## INSTRUCTIONS TO FOLLOW
Across all the records, filter for lines with the word "index" and copy them.

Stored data
──────

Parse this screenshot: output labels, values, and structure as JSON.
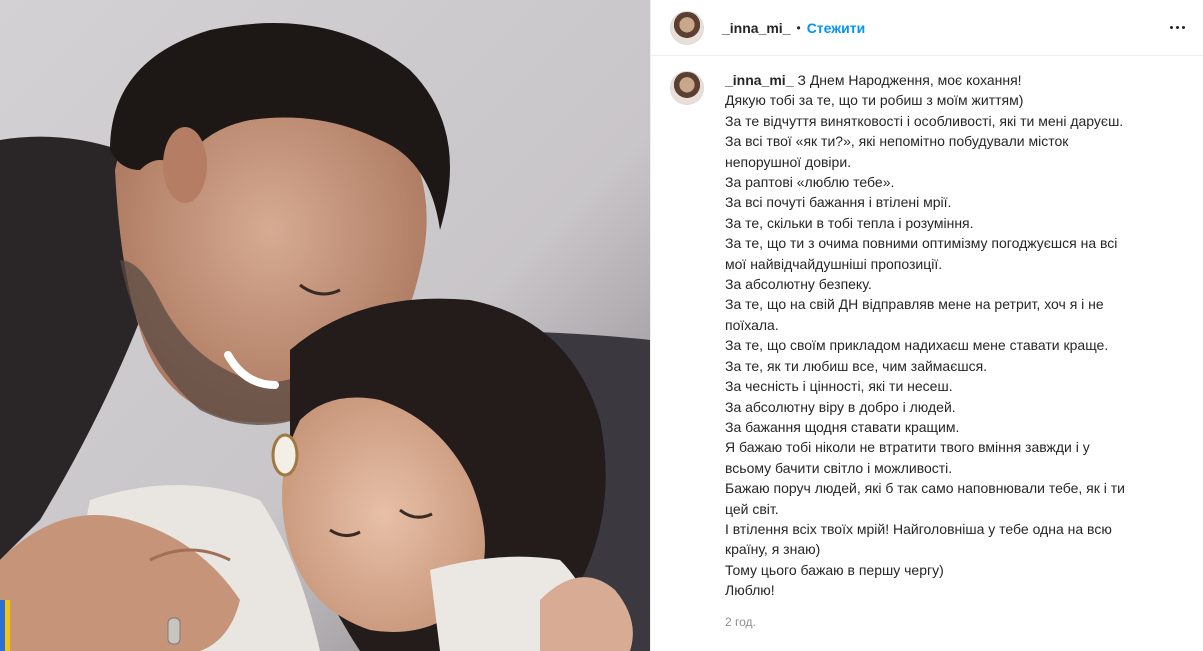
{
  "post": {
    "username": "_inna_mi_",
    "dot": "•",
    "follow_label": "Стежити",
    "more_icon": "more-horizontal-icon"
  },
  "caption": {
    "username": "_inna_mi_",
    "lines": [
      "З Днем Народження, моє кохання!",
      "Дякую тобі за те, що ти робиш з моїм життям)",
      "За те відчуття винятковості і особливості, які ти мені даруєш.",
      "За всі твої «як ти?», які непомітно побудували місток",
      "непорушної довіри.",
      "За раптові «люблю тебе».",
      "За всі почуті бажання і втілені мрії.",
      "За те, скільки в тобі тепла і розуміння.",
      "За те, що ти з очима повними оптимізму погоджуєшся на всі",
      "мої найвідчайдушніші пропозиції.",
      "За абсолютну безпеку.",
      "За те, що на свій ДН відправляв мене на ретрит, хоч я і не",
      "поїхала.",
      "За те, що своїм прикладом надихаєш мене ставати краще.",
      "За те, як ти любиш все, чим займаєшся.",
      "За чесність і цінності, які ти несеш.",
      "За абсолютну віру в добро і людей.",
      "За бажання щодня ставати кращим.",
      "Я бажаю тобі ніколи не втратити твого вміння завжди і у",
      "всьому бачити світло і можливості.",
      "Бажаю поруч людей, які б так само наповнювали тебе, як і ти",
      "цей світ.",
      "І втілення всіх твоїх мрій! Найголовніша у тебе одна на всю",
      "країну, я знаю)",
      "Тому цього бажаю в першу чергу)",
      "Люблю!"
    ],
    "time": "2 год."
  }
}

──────

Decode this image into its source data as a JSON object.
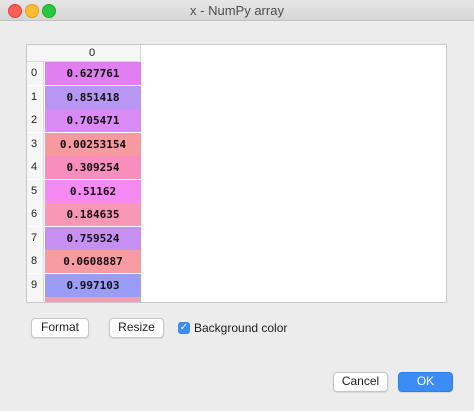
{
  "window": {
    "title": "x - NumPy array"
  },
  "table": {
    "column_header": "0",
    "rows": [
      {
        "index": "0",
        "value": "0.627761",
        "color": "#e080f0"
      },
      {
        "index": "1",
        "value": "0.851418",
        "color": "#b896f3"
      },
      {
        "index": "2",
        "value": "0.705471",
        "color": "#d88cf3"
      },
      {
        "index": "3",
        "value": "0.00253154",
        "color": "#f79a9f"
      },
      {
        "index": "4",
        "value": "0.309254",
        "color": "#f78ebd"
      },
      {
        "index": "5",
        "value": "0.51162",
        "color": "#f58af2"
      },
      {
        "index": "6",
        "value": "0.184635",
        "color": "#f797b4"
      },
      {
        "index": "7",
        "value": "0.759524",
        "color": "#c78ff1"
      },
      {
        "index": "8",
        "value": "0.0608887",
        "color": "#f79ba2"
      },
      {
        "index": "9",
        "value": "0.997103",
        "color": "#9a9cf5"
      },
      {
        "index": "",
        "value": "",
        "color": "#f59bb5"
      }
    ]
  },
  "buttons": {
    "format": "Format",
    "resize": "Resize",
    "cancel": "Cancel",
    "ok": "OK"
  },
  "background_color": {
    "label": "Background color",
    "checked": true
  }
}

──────

## RESPONSE FOR THIS EXERCISE
        "index": "0",
        "index": "1",
        "index": "2",
        "index": "3",
        "index": "4",
        "index": "5",
        "index": "6",
        "index": "7",
        "index": "8",
        "index": "9",
        "index": "",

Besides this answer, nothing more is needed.